With the nomination of Donald Rumsfeld as secretary of defense, President-elect George W. Bush has assembled the most formidable national security team in memory. Indeed, Mr. Rumsfeld, who served as secretary of defense during the last 14 months of the Ford administration, represents only the latest in a stream of outstanding choices, which began in July when Mr. Bush selected Richard Cheney as his vice presidential running mate.
Assuming (reasonably enough) that he is confirmed by the Senate, Mr. Rumsfeld adds to the experienced, all-star cast of Mr. Bush’s foreign-policy team. Mr. Bush had already named Colin Powell to be secretary of state and Condoleezza Rice as his national security adviser. Mr. Cheney himself is a former Secretary of Defense. “General Powell’s a strong figure, and Dick Cheney is no shrinking violet. But neither is Don Rumsfeld,” Mr. Bush observed. “Nor is Condi Rice. I view the four as being able to complement each other.”
In announcing Mr. Rumsfeld’s nomination, Mr. Bush identified three goals for the nation’s defense. One goal would be to “strengthen the bond of trust between the American president and those who wear our nation’s uniform,” Mr. Bush poignantly noted. Mr. Clinton shattered that bond when he made it his highest military priority upon entering office to try to force the Joint Chiefs of Staff to adopt an ill-advised social-policy experiment that would have lifted the ban on homosexuals serving in the military. The refusal of Mr. Clinton’s first secretary of defense, Les Aspin, to reinforce U.S. forces in Somalia with the tanks and armored personnel carriers that were requested a decision that preceded the deaths of 18 U.S. Army Rangers in a fire fight did not help. Nor, of course, did reports that Mr. Clinton discussed the deployment of U.S. military forces in the Balkans with a senior congressman while he received oral sex from an intern in the Oval Office area. Mr. Rumsfeld will surely be able to mend this bond.

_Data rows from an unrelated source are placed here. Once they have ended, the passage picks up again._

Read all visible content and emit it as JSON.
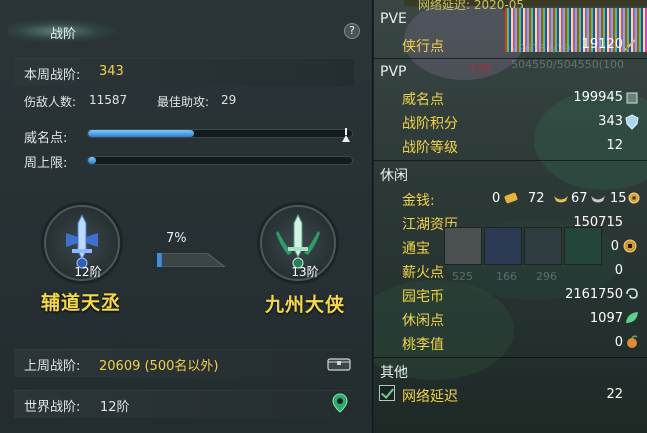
{
  "left": {
    "title": "战阶",
    "help": "?",
    "weekly_rank_label": "本周战阶:",
    "weekly_rank_value": "343",
    "kills_label": "伤敌人数:",
    "kills_value": "11587",
    "assists_label": "最佳助攻:",
    "assists_value": "29",
    "prestige_label": "威名点:",
    "prestige_progress": 0.4,
    "weekly_cap_label": "周上限:",
    "weekly_cap_progress": 0.03,
    "current_rank": "12阶",
    "current_title": "辅道天丞",
    "next_rank": "13阶",
    "next_title": "九州大侠",
    "progress_pct": "7%",
    "progress_value": 0.07,
    "last_week_label": "上周战阶:",
    "last_week_value": "20609 (500名以外)",
    "world_label": "世界战阶:",
    "world_value": "12阶"
  },
  "right": {
    "pve_header": "PVE",
    "xiaxing_label": "侠行点",
    "xiaxing_value": "19120",
    "pvp_header": "PVP",
    "weiming_label": "威名点",
    "weiming_value": "199945",
    "zhanjie_score_label": "战阶积分",
    "zhanjie_score_value": "343",
    "zhanjie_level_label": "战阶等级",
    "zhanjie_level_value": "12",
    "leisure_header": "休闲",
    "money_label": "金钱:",
    "money_gold": "0",
    "money_silver": "72",
    "money_copper": "67",
    "money_other": "15",
    "jianghu_label": "江湖资历",
    "jianghu_value": "150715",
    "tongbao_label": "通宝",
    "tongbao_value": "0",
    "xinhuo_label": "薪火点",
    "xinhuo_value": "0",
    "yuanzhai_label": "园宅币",
    "yuanzhai_value": "2161750",
    "xiuxian_label": "休闲点",
    "xiuxian_value": "1097",
    "taoli_label": "桃李值",
    "taoli_value": "0",
    "other_header": "其他",
    "latency_label": "网络延迟",
    "latency_value": "22",
    "bg_text_1": "296787/29",
    "bg_text_2": "504550/504550(100",
    "bg_text_3": "130",
    "bg_text_4": "525",
    "bg_text_5": "166",
    "bg_text_6": "296",
    "bg_text_7": "网络延迟: 2020-05"
  },
  "colors": {
    "accent_yellow": "#f2d24a",
    "bar_blue": "#2b7fd1",
    "panel_bg": "#263033"
  }
}
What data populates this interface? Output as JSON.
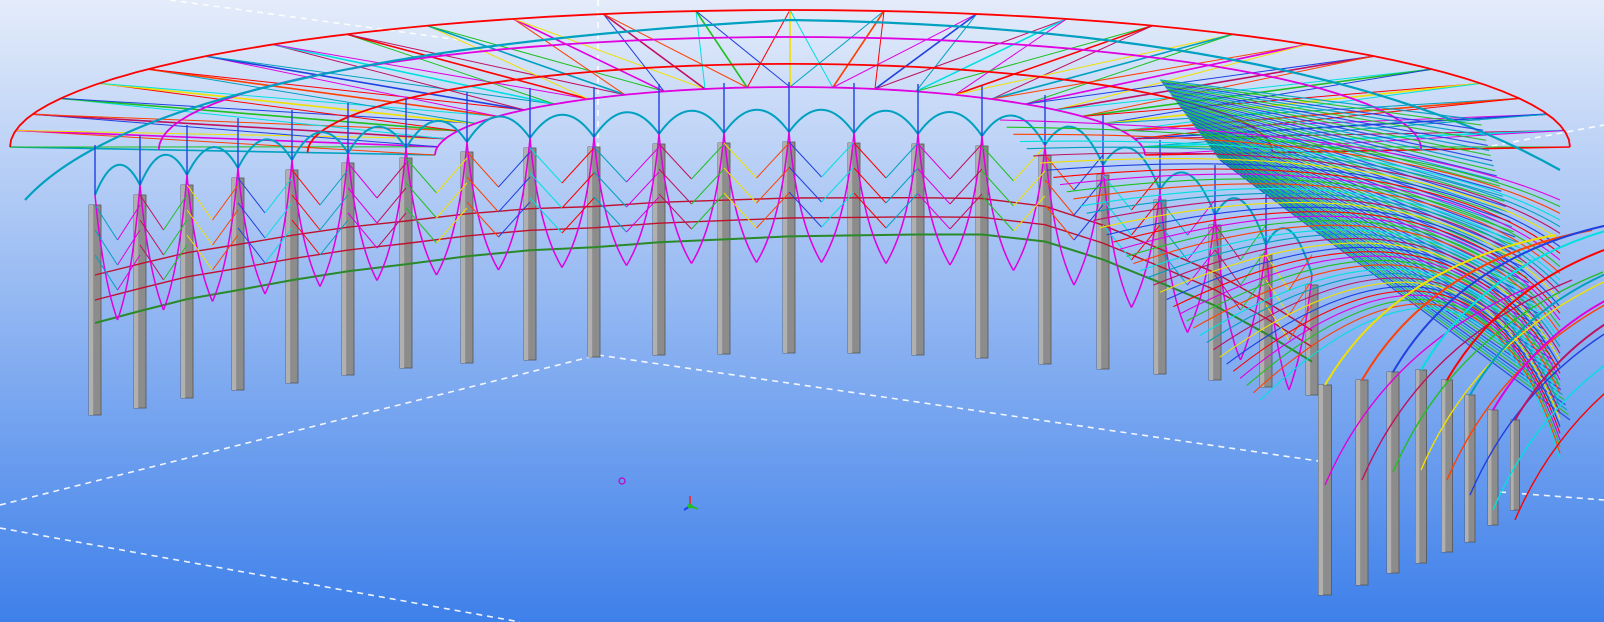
{
  "viewport": {
    "background": {
      "top_color": "#e4ecfa",
      "bottom_color": "#3e80ea"
    },
    "grid_line_color": "#ffffff",
    "model": {
      "column_color": "#8c8c8c",
      "member_colors": [
        "#00a0c0",
        "#e000e0",
        "#c01060",
        "#20c020",
        "#f0e000",
        "#ff4000",
        "#2040e0",
        "#00e0e0",
        "#ff0000"
      ],
      "ring_beam_color": "#2a8a2a",
      "purlin_color": "#c01030"
    },
    "origin_marker_icons": [
      "work-plane-origin-icon",
      "coordinate-axes-icon"
    ]
  }
}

A second goal will be to “defend our people and allies against missiles and terror,” the president-elect said. Here, Mr. Rumsfeld will play another vital role. He was, after all, the chairman of the 1998 bipartisan Commission to Assess the Ballistic Missile Threat to the United States, which unanimously concluded that the Clinton administration had grossly underestimated the threat posed by several rogue nations, including North Korea, Iran and Iraq. The conclusions by the so-called Rumsfeld commission led to bipartisan congressional support for deploying a technologically feasible national missile defense system. Mr. Clinton elected to defer deployment decisions to his successor, who, together with Mr. Rumsfeld, is an avid advocate of a robust national missile defense system.
The third national defense goal identified by Mr. Bush is to “begin creating a military prepared for the dangers of a new century,” a task for which Mr. Rumsfeld’s extensive national security and managerial experience makes him eminently qualified. The positive contributions that Mr. Rumsfeld can make in the national security arena have the potential to be as immense as his experience.
In an interview with The Washington Times, no less an expert than Henry Kissinger, who served as national security adviser to President Nixon and as secretary of state in the Nixon and Ford administrations and who occasionally butted heads with Mr. Rumsfeld, had this to say about the nation’s next secretary of defense: “I don’t know anybody who has a similar range of experience White House chief of staff, NATO ambassador, secretary of defense, chairman of the ballistic-missile threat commission, CEO of major American corporations. To find someone with these qualifications who also favors missile defense and knows strategic issues it’s almost impossible. It’s the best choice (Mr. Bush) could have made.”